====== DATA FOR THIS EXERCISE ======

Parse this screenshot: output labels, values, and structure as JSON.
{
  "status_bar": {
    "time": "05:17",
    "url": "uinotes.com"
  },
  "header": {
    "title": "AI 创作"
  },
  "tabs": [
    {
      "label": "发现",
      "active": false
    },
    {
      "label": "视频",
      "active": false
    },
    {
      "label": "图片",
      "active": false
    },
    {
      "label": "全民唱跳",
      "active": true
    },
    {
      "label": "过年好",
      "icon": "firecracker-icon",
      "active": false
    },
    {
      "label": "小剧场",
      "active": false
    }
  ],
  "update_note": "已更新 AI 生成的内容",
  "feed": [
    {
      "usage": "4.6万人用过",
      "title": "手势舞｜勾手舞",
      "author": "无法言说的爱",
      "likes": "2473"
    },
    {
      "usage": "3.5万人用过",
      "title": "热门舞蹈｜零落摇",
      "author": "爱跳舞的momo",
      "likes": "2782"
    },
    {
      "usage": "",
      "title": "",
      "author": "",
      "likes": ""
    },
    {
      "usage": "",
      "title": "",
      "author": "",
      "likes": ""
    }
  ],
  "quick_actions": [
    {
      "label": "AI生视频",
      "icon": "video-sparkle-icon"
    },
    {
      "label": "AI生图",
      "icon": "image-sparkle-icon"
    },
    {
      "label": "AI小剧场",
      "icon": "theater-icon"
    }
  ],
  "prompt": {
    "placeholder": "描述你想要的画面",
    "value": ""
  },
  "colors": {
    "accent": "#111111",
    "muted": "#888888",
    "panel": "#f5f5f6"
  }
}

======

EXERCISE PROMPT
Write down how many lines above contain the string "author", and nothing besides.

EXERCISE SOLUTION
4